European starlings (Sturnus vulgaris) represent one of the most widespread and problematic avian invasive species in the world. Therefore, understanding their unique population history and current population dynamics can contribute to conservation efforts and clarify evolutionary processes over short timescales. European starlings were introduced to Central Park, New York in 1890, and from a founding group of about 100 birds, they have expanded across North America with a current population of approximately 200 million. There were also multiple introductions in Australia in the mid-19th century, and at least one introduction in South Africa in the late 19th century. These three independent introductions provide a robust evolutionary system to further understand invasion genetics. In this study, we compare mitochondrial diversity in European starlings from North America, Australia and South Africa, and a portion of the native-range in the United Kingdom. Of the three invasive ranges, the North American population shows the highest haplotype diversity and evidence of both sudden demographic expansion and current expansion. Comparatively, the Australian population shows the highest nucleotide diversity, and only evidence for sudden demographic expansion. We find no evidence of population structure in North America or South Africa, and three distinct haplogroups in the Australian population. Interestingly, none of the invasive ranges share any haplotypes with each other. The only shared haplotypes occur between the native-range and either North America or Australia. This suggests these three invasive populations represent independent subsamples of the vast diversity of the native range, and that novel haplotypes unique to each population may have emerged since introduction.

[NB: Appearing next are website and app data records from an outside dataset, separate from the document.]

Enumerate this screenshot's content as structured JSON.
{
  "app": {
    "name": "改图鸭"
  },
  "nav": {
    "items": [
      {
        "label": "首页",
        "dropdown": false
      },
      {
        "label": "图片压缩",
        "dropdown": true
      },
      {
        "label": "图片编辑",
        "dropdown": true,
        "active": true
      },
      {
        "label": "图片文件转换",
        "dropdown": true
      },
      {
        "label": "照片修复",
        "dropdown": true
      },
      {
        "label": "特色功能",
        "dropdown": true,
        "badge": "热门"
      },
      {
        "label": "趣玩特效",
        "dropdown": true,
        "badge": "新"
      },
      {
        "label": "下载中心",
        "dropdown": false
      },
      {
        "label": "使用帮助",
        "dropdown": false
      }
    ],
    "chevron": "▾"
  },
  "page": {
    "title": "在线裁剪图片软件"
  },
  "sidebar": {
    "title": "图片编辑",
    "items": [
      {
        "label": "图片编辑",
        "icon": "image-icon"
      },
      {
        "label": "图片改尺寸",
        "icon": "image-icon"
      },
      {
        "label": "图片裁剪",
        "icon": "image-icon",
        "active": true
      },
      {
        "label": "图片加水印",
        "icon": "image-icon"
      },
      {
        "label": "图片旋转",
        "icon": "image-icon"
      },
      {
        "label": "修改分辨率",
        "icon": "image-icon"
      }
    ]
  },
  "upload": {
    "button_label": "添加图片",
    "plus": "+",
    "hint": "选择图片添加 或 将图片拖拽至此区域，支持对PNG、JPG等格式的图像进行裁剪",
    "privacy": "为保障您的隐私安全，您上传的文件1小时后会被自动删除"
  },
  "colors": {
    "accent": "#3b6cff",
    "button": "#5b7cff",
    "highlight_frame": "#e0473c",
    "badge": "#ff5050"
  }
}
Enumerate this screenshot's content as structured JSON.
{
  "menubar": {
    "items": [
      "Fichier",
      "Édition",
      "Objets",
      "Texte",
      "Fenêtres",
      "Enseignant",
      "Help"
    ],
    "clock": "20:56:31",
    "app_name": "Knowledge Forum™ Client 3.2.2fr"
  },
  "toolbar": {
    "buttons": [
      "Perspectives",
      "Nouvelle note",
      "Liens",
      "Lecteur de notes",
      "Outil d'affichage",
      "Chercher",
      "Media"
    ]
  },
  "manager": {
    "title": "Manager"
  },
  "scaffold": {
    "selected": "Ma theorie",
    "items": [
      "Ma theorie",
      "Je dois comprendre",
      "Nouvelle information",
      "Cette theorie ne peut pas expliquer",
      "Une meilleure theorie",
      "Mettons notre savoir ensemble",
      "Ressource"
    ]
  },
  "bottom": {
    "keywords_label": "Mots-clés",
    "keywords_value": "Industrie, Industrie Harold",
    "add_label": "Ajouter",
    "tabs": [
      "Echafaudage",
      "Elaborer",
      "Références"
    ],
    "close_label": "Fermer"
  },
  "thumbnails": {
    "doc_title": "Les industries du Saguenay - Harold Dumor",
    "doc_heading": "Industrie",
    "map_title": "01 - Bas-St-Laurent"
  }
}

Peer review status:ACCEPTED

13 Feb 2020Submitted to Ecology and Evolution
18 Feb 2020Submission Checks Completed
18 Feb 2020Assigned to Editor
21 Feb 2020Reviewer(s) Assigned
06 Mar 2020Review(s) Completed, Editorial Evaluation Pending
26 Mar 2020Editorial Decision: Revise Minor
30 Jun 20201st Revision Received
01 Jul 2020Submission Checks Completed
01 Jul 2020Assigned to Editor
01 Jul 2020Review(s) Completed, Editorial Evaluation Pending
02 Jul 2020Reviewer(s) Assigned
20 Jul 2020Editorial Decision: Accept